More interesting, though, was what was happening inside their brain cells. When the scientists examined tissue samples from different portions of the exercised animals’ brains, they found markers of upwelling mitochondrial development in all of the tissues. Some parts of their brains showed more activity than others, but in each of the samples, the brain cells held newborn mitochondria.

There was no comparable activity in brain cells from the sedentary mice.

This is the first report to show that, in mice at least, two months of exercise training “is sufficient stimulus to increase mitochondrial biogenesis,” Dr. Davis and his co-authors write in the study.

And even cooler is the kicker:

Best of all, the effort required to round your brain cells into shape is not daunting. A 30-minute jog, Dr. Davis says, is probably a good human equivalent of the workout that the mice completed.

Daily Rounds: Caritas Hearing Today; Motherhood Triggers Brain Growth; Lifestyle Influences Genetics; The Oldest Galaxy Discovered: House Calls On Facebook

Cerberus has history of tough decisions – The Boston Globe “Over the past decade, it has shut down a Houston mortgage company and fired nearly 800 employees, after first canceling their health insurance. It took a bottling company public without disclosing that it had just lost a major client, then let go hundreds of workers. And it shuttered a Wisconsin paper mill three years after entering the paper business…This morning, at a Massachusetts Supreme Judicial Court hearing, Caritas and Cerberus face the final hurdle in an approval process that began in the spring.” (Boston Globe)

The real 'mommy brain': New mothers’ grew “Motherhood may actually cause the brain to grow, not turn it into mush, as some have claimed. Exploratory research published by the American Psychological Association found that the brains of new mothers bulked up in areas linked to motivation and behavior, and that mothers who gushed the most about their babies showed the greatest growth in key parts of the mid-brain.” (EurekAlert)

Lifestyle Factors May Alter Genetic Traits, Study Finds | WBUR & NPR“Morris set up an experiment with lab rats to see if the biological consequences of a father overeating could somehow get passed on to his daughters.” Incredibly, it seems, they could. When the researcher looked specifically at the daughters, he found that “all of them had a similar genetic makeup, but those with overweight fathers had some of the same problems that their dads did. They weren't overweight, but their production of insulin was impaired. The finding, says Andy Feinberg, at the Johns Hopkins School of Medicine in Baltimore, is "a way it's saying the metabolic sins of the father can be visited on the daughters.” (WBUR | 90.9 FM)

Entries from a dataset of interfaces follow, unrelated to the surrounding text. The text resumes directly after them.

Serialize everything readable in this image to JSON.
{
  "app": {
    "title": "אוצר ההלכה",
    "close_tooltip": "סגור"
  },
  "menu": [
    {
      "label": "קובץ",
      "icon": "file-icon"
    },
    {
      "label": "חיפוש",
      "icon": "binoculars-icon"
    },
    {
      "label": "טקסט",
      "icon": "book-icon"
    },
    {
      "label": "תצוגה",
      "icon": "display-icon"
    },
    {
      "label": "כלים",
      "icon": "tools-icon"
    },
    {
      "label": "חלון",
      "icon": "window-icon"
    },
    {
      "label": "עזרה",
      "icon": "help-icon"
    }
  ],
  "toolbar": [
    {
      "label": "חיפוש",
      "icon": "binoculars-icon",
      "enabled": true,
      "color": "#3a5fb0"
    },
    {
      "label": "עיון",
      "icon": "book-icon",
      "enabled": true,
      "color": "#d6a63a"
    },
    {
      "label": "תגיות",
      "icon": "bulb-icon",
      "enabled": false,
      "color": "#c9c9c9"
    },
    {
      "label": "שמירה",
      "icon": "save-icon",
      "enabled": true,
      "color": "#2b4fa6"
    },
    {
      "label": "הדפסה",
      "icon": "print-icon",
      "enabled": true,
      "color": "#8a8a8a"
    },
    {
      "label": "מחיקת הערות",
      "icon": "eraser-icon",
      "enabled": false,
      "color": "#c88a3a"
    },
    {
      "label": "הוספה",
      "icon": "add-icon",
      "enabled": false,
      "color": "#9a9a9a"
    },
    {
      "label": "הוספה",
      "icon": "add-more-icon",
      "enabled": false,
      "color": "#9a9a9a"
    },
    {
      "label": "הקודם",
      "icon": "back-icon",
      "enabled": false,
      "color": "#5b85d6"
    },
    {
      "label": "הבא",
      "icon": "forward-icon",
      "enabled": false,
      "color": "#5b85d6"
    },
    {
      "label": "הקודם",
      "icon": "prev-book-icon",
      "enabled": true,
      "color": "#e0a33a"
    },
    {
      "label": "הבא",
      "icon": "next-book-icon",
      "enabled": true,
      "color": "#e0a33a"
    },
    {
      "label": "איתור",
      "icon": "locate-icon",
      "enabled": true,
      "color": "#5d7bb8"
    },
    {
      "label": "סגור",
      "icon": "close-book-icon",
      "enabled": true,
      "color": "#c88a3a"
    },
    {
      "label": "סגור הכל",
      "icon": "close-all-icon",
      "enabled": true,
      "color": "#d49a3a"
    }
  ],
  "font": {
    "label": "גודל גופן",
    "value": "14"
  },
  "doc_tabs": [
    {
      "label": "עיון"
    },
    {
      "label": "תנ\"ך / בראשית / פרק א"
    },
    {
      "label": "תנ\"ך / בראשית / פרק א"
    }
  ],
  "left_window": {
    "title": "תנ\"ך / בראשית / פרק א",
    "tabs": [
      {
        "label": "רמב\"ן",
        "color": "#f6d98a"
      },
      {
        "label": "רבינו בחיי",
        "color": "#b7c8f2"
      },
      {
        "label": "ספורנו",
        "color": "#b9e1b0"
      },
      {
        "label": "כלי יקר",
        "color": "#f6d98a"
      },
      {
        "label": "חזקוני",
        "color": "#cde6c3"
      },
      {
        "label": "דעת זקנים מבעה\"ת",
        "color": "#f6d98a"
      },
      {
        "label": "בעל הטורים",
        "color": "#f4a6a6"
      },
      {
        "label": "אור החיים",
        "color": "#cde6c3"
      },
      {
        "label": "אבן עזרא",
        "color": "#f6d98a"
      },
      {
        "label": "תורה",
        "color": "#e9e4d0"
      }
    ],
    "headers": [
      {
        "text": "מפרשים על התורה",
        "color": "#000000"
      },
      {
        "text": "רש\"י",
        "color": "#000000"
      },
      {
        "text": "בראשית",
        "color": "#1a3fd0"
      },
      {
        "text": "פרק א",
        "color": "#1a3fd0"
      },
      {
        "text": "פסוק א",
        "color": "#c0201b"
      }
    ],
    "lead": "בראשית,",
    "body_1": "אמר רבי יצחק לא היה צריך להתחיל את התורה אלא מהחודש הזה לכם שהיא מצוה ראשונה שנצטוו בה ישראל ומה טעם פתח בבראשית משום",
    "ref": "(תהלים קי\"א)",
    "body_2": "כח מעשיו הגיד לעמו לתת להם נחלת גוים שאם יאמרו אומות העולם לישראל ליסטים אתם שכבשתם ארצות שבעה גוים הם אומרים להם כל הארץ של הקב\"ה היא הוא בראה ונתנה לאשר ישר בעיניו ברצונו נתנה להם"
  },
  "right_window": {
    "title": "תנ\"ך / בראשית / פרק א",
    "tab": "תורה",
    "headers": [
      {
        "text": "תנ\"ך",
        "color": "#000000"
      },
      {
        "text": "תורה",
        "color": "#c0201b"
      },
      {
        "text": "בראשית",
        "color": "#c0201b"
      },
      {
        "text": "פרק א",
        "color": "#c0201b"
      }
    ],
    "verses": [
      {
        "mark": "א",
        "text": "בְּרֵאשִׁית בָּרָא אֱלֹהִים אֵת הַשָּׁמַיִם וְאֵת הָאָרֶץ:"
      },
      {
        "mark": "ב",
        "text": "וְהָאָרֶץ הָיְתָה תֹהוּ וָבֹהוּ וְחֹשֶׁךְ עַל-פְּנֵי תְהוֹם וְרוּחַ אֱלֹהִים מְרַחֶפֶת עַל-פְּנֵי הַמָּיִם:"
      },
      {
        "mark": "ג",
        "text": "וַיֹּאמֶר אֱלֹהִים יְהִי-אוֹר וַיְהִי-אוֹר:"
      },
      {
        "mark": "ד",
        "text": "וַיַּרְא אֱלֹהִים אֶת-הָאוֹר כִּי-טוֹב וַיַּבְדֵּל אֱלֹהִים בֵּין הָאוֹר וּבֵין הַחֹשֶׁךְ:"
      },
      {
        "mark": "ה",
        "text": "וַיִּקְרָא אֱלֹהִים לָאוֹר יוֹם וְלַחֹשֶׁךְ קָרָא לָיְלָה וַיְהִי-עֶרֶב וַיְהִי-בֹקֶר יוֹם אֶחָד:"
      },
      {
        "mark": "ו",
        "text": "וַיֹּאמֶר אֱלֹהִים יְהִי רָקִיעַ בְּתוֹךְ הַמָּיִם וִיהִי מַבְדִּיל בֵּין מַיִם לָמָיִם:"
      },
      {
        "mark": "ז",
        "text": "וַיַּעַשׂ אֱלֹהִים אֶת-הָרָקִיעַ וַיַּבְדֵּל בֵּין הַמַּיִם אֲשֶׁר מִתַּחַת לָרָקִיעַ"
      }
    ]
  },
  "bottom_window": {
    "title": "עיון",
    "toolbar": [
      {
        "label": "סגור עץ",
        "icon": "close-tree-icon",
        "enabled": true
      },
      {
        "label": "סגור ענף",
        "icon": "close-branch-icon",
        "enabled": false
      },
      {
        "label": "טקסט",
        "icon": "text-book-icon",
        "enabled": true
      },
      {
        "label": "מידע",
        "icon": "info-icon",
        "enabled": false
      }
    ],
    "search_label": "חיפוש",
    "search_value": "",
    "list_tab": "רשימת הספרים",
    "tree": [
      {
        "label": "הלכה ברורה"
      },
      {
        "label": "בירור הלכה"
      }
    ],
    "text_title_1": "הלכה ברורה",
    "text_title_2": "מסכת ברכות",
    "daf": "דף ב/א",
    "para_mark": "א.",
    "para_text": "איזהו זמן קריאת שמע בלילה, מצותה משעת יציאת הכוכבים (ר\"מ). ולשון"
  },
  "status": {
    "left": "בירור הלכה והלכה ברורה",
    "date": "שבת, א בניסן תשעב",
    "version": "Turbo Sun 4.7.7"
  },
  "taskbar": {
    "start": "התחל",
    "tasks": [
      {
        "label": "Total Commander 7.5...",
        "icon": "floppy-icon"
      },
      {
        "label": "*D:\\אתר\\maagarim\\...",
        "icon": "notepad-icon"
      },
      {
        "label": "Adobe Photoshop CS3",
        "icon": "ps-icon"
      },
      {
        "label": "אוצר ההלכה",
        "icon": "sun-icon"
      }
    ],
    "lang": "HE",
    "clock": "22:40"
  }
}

Astronomers Say They've Found Oldest Galaxy So Far – NYTimes.com “Hidden in a Hubble Space Telescope photo released earlier this year is a small smudge of light that European astronomers now calculate is a galaxy from 13.1 billion years ago. That's a time when the universe was very young, just shy of 600 million years old. That would make it the earliest and most distant galaxy seen so far.” (The New York Times)

Nurse spots cancer on Facebook picture | News | Nursing Times (nursingtimes.net) “Nurse Nicola Sharp…was browsing through friend Michele Freeman’s profile when she saw a flash photo of Michele’s daughter Grace. It showed the two-year-old with a white pupil in her left eye instead of the usual “red eye” effect. Ms. Sharp knew this could indicate an eye tumour and, as a result, the child was diagnosed and treated for retinoblastoma.